> **EXERCISE PROMPT**
Return all of the data that follows precisely, leaving every image out.

(AVAILABLE DATA begins)

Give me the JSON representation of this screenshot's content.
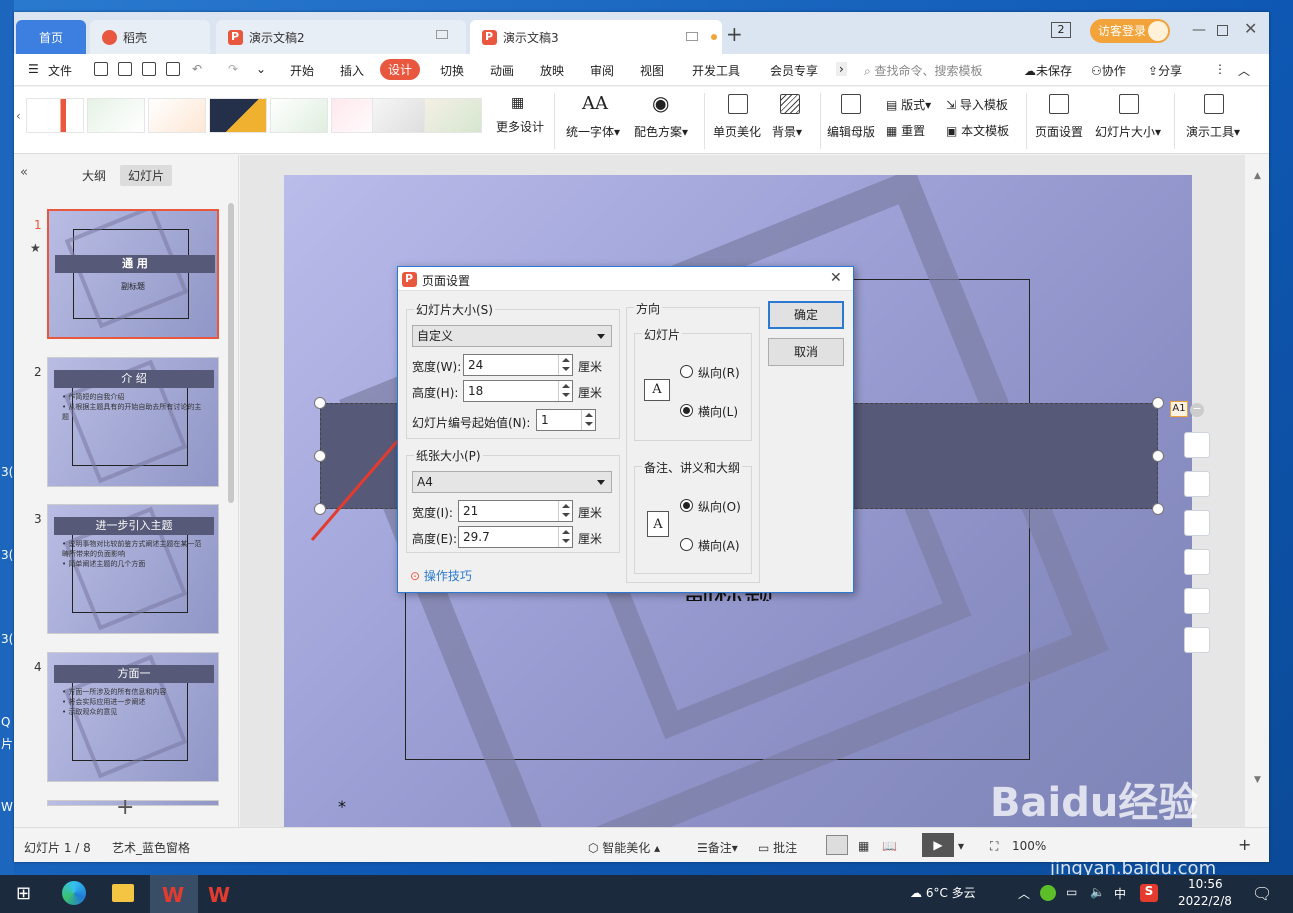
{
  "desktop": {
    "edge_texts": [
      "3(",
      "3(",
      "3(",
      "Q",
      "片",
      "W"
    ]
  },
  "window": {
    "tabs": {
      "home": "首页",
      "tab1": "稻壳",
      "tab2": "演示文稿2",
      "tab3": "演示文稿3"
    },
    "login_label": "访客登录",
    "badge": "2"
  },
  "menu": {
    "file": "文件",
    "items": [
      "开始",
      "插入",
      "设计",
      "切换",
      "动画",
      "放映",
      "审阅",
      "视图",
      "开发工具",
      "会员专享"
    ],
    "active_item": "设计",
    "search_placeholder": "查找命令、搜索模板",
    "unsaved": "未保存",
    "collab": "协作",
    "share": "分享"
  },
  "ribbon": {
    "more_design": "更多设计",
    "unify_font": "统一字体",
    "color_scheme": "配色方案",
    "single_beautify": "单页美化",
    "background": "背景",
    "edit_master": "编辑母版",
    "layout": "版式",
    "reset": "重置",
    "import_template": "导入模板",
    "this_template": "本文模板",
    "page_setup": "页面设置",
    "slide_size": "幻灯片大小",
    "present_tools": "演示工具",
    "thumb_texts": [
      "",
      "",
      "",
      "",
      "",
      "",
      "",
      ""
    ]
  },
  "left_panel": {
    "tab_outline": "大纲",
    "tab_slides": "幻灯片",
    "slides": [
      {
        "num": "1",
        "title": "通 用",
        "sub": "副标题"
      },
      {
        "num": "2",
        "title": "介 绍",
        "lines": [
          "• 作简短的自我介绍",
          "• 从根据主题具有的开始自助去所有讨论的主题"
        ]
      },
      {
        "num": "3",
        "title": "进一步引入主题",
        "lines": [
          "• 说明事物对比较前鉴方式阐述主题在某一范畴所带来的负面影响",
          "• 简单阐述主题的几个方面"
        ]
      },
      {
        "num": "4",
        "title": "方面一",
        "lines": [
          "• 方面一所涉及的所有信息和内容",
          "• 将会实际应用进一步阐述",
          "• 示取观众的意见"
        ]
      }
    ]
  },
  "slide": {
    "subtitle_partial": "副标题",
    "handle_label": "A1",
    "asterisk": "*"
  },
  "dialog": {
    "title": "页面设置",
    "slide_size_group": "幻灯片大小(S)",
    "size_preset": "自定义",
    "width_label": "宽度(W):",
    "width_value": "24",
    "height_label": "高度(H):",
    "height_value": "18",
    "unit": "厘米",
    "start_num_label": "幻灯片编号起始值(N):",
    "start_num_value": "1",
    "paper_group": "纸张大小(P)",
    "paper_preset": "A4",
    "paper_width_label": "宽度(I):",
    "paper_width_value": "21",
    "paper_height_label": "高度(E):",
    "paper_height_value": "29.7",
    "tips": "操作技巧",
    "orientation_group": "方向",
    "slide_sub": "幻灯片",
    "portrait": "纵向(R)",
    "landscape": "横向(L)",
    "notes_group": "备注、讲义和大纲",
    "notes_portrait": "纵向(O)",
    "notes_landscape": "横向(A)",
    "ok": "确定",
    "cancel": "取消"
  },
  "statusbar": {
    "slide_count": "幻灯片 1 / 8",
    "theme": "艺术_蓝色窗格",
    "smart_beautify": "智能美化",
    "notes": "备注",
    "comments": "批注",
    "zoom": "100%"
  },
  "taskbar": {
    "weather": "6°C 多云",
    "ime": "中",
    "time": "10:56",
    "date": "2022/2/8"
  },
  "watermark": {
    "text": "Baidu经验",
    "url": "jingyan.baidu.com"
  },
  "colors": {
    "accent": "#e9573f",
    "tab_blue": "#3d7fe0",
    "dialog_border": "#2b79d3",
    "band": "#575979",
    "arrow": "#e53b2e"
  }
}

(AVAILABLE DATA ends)

> **RESPONSE TO THE EXERCISE**
Give me the JSON representation of this screenshot's content.
{
  "desktop": {
    "edge_texts": [
      "3(",
      "3(",
      "3(",
      "Q",
      "片",
      "W"
    ]
  },
  "window": {
    "tabs": {
      "home": "首页",
      "tab1": "稻壳",
      "tab2": "演示文稿2",
      "tab3": "演示文稿3"
    },
    "login_label": "访客登录",
    "badge": "2"
  },
  "menu": {
    "file": "文件",
    "items": [
      "开始",
      "插入",
      "设计",
      "切换",
      "动画",
      "放映",
      "审阅",
      "视图",
      "开发工具",
      "会员专享"
    ],
    "active_item": "设计",
    "search_placeholder": "查找命令、搜索模板",
    "unsaved": "未保存",
    "collab": "协作",
    "share": "分享"
  },
  "ribbon": {
    "more_design": "更多设计",
    "unify_font": "统一字体",
    "color_scheme": "配色方案",
    "single_beautify": "单页美化",
    "background": "背景",
    "edit_master": "编辑母版",
    "layout": "版式",
    "reset": "重置",
    "import_template": "导入模板",
    "this_template": "本文模板",
    "page_setup": "页面设置",
    "slide_size": "幻灯片大小",
    "present_tools": "演示工具",
    "thumb_texts": [
      "",
      "",
      "",
      "",
      "",
      "",
      "",
      ""
    ]
  },
  "left_panel": {
    "tab_outline": "大纲",
    "tab_slides": "幻灯片",
    "slides": [
      {
        "num": "1",
        "title": "通 用",
        "sub": "副标题"
      },
      {
        "num": "2",
        "title": "介 绍",
        "lines": [
          "• 作简短的自我介绍",
          "• 从根据主题具有的开始自助去所有讨论的主题"
        ]
      },
      {
        "num": "3",
        "title": "进一步引入主题",
        "lines": [
          "• 说明事物对比较前鉴方式阐述主题在某一范畴所带来的负面影响",
          "• 简单阐述主题的几个方面"
        ]
      },
      {
        "num": "4",
        "title": "方面一",
        "lines": [
          "• 方面一所涉及的所有信息和内容",
          "• 将会实际应用进一步阐述",
          "• 示取观众的意见"
        ]
      }
    ]
  },
  "slide": {
    "subtitle_partial": "副标题",
    "handle_label": "A1",
    "asterisk": "*"
  },
  "dialog": {
    "title": "页面设置",
    "slide_size_group": "幻灯片大小(S)",
    "size_preset": "自定义",
    "width_label": "宽度(W):",
    "width_value": "24",
    "height_label": "高度(H):",
    "height_value": "18",
    "unit": "厘米",
    "start_num_label": "幻灯片编号起始值(N):",
    "start_num_value": "1",
    "paper_group": "纸张大小(P)",
    "paper_preset": "A4",
    "paper_width_label": "宽度(I):",
    "paper_width_value": "21",
    "paper_height_label": "高度(E):",
    "paper_height_value": "29.7",
    "tips": "操作技巧",
    "orientation_group": "方向",
    "slide_sub": "幻灯片",
    "portrait": "纵向(R)",
    "landscape": "横向(L)",
    "notes_group": "备注、讲义和大纲",
    "notes_portrait": "纵向(O)",
    "notes_landscape": "横向(A)",
    "ok": "确定",
    "cancel": "取消"
  },
  "statusbar": {
    "slide_count": "幻灯片 1 / 8",
    "theme": "艺术_蓝色窗格",
    "smart_beautify": "智能美化",
    "notes": "备注",
    "comments": "批注",
    "zoom": "100%"
  },
  "taskbar": {
    "weather": "6°C 多云",
    "ime": "中",
    "time": "10:56",
    "date": "2022/2/8"
  },
  "watermark": {
    "text": "Baidu经验",
    "url": "jingyan.baidu.com"
  },
  "colors": {
    "accent": "#e9573f",
    "tab_blue": "#3d7fe0",
    "dialog_border": "#2b79d3",
    "band": "#575979",
    "arrow": "#e53b2e"
  }
}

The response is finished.